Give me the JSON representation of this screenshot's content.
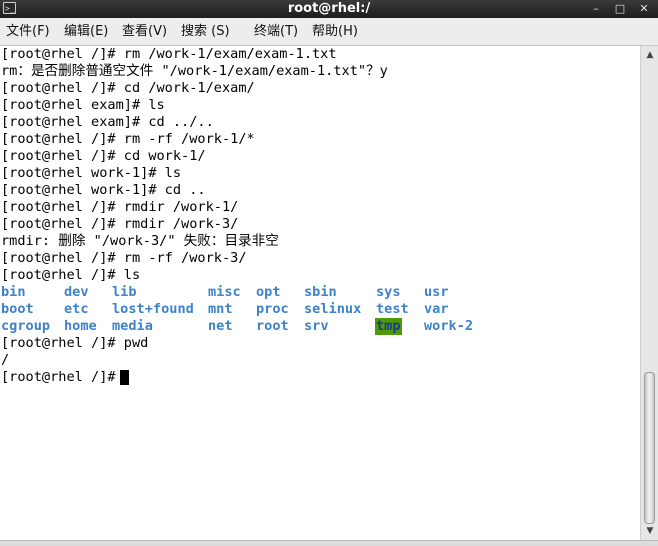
{
  "window": {
    "title": "root@rhel:/",
    "icon": "terminal-icon",
    "controls": {
      "minimize": "–",
      "maximize": "□",
      "close": "✕"
    }
  },
  "menu": [
    "文件(F)",
    "编辑(E)",
    "查看(V)",
    "搜索 (S)",
    "终端(T)",
    "帮助(H)"
  ],
  "terminal": {
    "lines": [
      "[root@rhel /]# rm /work-1/exam/exam-1.txt",
      "rm：是否删除普通空文件 \"/work-1/exam/exam-1.txt\"？y",
      "[root@rhel /]# cd /work-1/exam/",
      "[root@rhel exam]# ls",
      "[root@rhel exam]# cd ../..",
      "[root@rhel /]# rm -rf /work-1/*",
      "[root@rhel /]# cd work-1/",
      "[root@rhel work-1]# ls",
      "[root@rhel work-1]# cd ..",
      "[root@rhel /]# rmdir /work-1/",
      "[root@rhel /]# rmdir /work-3/",
      "rmdir: 删除 \"/work-3/\" 失败：目录非空",
      "[root@rhel /]# rm -rf /work-3/",
      "[root@rhel /]# ls"
    ],
    "ls_output": [
      [
        "bin",
        "dev",
        "lib",
        "misc",
        "opt",
        "sbin",
        "sys",
        "usr"
      ],
      [
        "boot",
        "etc",
        "lost+found",
        "mnt",
        "proc",
        "selinux",
        "test",
        "var"
      ],
      [
        "cgroup",
        "home",
        "media",
        "net",
        "root",
        "srv",
        "tmp",
        "work-2"
      ]
    ],
    "highlighted_entry": "tmp",
    "after_lines": [
      "[root@rhel /]# pwd",
      "/",
      "[root@rhel /]# "
    ],
    "colors": {
      "directory": "#3e82c8",
      "highlight_bg": "#4e9a06"
    }
  },
  "scrollbar": {
    "up_arrow": "▲",
    "down_arrow": "▼"
  }
}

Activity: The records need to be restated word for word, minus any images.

Result:
Give me the JSON representation of this screenshot's content.
{
  "window": {
    "title": "root@rhel:/",
    "icon": "terminal-icon",
    "controls": {
      "minimize": "–",
      "maximize": "□",
      "close": "✕"
    }
  },
  "menu": [
    "文件(F)",
    "编辑(E)",
    "查看(V)",
    "搜索 (S)",
    "终端(T)",
    "帮助(H)"
  ],
  "terminal": {
    "lines": [
      "[root@rhel /]# rm /work-1/exam/exam-1.txt",
      "rm：是否删除普通空文件 \"/work-1/exam/exam-1.txt\"？y",
      "[root@rhel /]# cd /work-1/exam/",
      "[root@rhel exam]# ls",
      "[root@rhel exam]# cd ../..",
      "[root@rhel /]# rm -rf /work-1/*",
      "[root@rhel /]# cd work-1/",
      "[root@rhel work-1]# ls",
      "[root@rhel work-1]# cd ..",
      "[root@rhel /]# rmdir /work-1/",
      "[root@rhel /]# rmdir /work-3/",
      "rmdir: 删除 \"/work-3/\" 失败：目录非空",
      "[root@rhel /]# rm -rf /work-3/",
      "[root@rhel /]# ls"
    ],
    "ls_output": [
      [
        "bin",
        "dev",
        "lib",
        "misc",
        "opt",
        "sbin",
        "sys",
        "usr"
      ],
      [
        "boot",
        "etc",
        "lost+found",
        "mnt",
        "proc",
        "selinux",
        "test",
        "var"
      ],
      [
        "cgroup",
        "home",
        "media",
        "net",
        "root",
        "srv",
        "tmp",
        "work-2"
      ]
    ],
    "highlighted_entry": "tmp",
    "after_lines": [
      "[root@rhel /]# pwd",
      "/",
      "[root@rhel /]# "
    ],
    "colors": {
      "directory": "#3e82c8",
      "highlight_bg": "#4e9a06"
    }
  },
  "scrollbar": {
    "up_arrow": "▲",
    "down_arrow": "▼"
  }
}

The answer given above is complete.